Travel Review: The Hermitage

Stars: 5 out of 5
Pros: Interesting look at our seventh President
Cons: None
The Bottom Line:
Well preserved mansion
Chance to learn about Jackson
Great trip back in time

A Trip to Life on the Frontier in the 1800’s

Last month, I made my first trip to Nashville.  I was there mostly for business, but I had a few hours to kill one morning before I came home, so I decided to go to The Hermitage.  I am so very glad I did.

For those like me who haven’t heard of it before, The Hermitage was the home of Andrew Jackson, our seventh President.  While he was born in South Carolina, he spent most of his life in Tennessee, and bought the plantation outside of Nashville as a young man.  It is where he lived before, between, and after his gigs as a general and his two terms as President.

I wasn’t familiar with his life, so I was thankful that we started out with a museum giving us a brief overview of his life and accomplishments.  You can breeze through this section in 30 minutes and get a good idea about his life.  For example, he grew to fame during the war of 1812, winning the important battle of New Orleans, which took place after peace had been declared.  Makes you appreciate the speed news spreads today, doesn’t it?

Speaking of today, what I think struck me most was how little times haven’t changed in our country.  Andrew Jackson was swept to the Presidency in a wave of voters fed up with the corruption of Washington DC.  In fact, he’d won the popular vote but lost the Electoral College 4 years before he won the Presidency.  And during campaign, his wife’s past was a target for the other side.

It’s sad how little has changed, hasn’t it?

Once you are done with the tour (and finish up the museum before stepping outside), you can continue on to see The Hermitage itself.  The house has been loving kept so that we can view it today the way it was actually lived in during the latter part of his life.  It gives you a good appreciate for how life was 200 years ago.  The docents inside the mansion are very interesting and really help us understand what we are seeing.

There is also plenty of see on the grounds.  Part of the admission fee is an electronic guide that narrates for you as you go along.  Just enter the numbers on the signs to get more of a feel for what life was like during that time.

There is plenty of see around the property, so I do recommend you take the time to wander some.  There is the garden where President Jackson and his wife and buried.  There’s the cabin where the longest surviving slave from the plantation lived until his death.  There’s the original house where Jackson lived when he first bought the property.  They even grow a little bit of cotton during the season since this was a cotton plantation.  Plus the property is absolutely beautiful.

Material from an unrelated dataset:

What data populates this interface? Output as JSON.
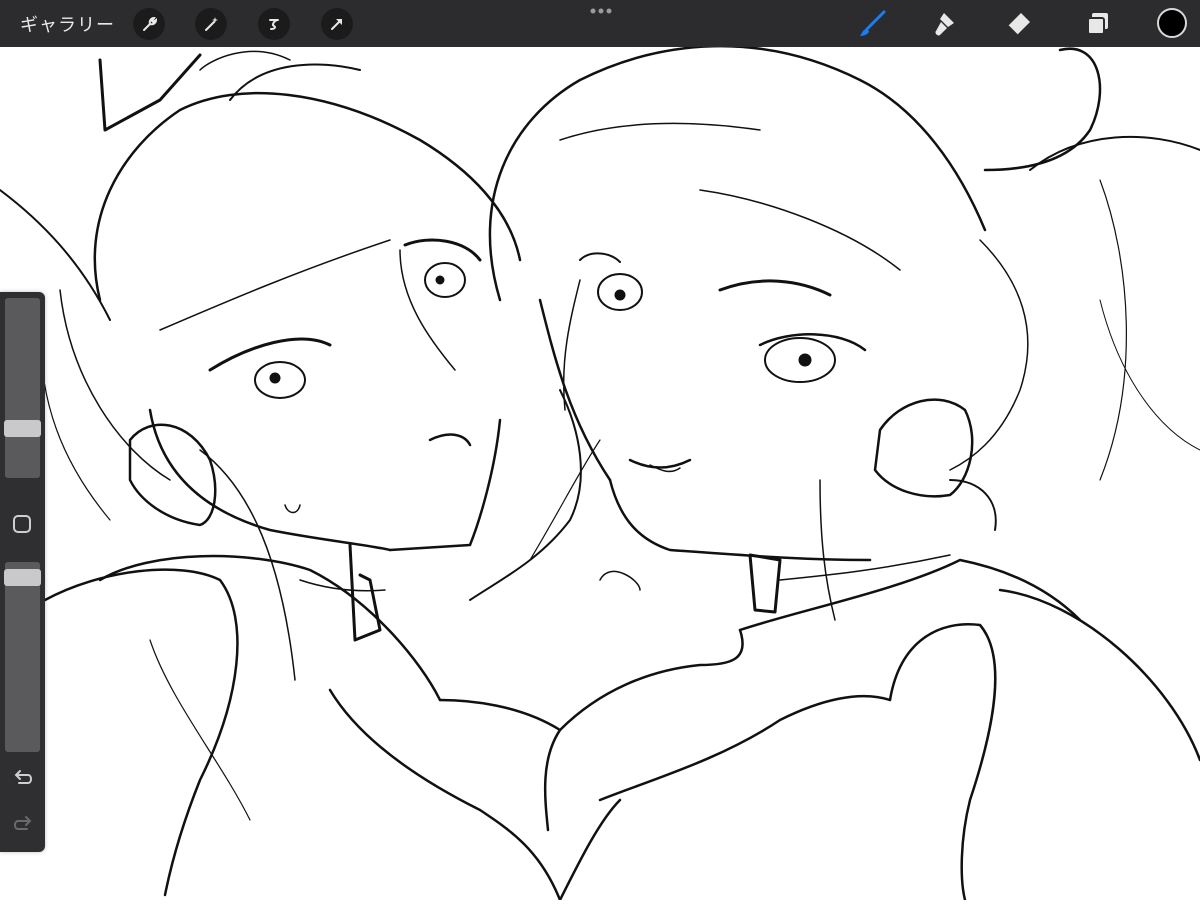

Being a plantation in the south before the Civil War, the Hermitage had slaves the entire time that President Jackson lived there.  They do a good job today of showing what life was like for the slaves during that time.  No, they don’t paint a rosy picture, and they shouldn’t.  They also discuss some of his mistreatment of Native Americans, although that isn’t focused on nearly as much as his treatment of his slaves.  As a result, I do feel the museum is balanced.  They show us what President Jackson did that was good while also showing his flaws.  Naturally, they do play up the good, but I would expect that in a museum dedicated to anyone.

I spent about two and a half hours there, and I felt I’d seen what I wanted to see.  However, if I had longer, I would have lingered more and listened to all of the electronic stops along the way.  I’d certainly love to go back if I were ever in the area again.

So if you find yourself in Nashville, make time to visit The Hermitage.  You’ll be very glad you did as you learn about one of our Presidents.


  1. You know I live about 90 minutes away from Nashville and have never been to the Hermitage. We've been talking about fixing that soon and it sounds like a fascinating museum. Andrew Jackson is definitely a complex man and I'm glad the museum reflects that.

  2. Sad to say I now live here in Nashville and have yet to make it to many things around here. Usually when we move we try to hit everything we can while we live here, we've lived here the longest and have seen very little...go figure. Thanks for the review, it is on my list to see.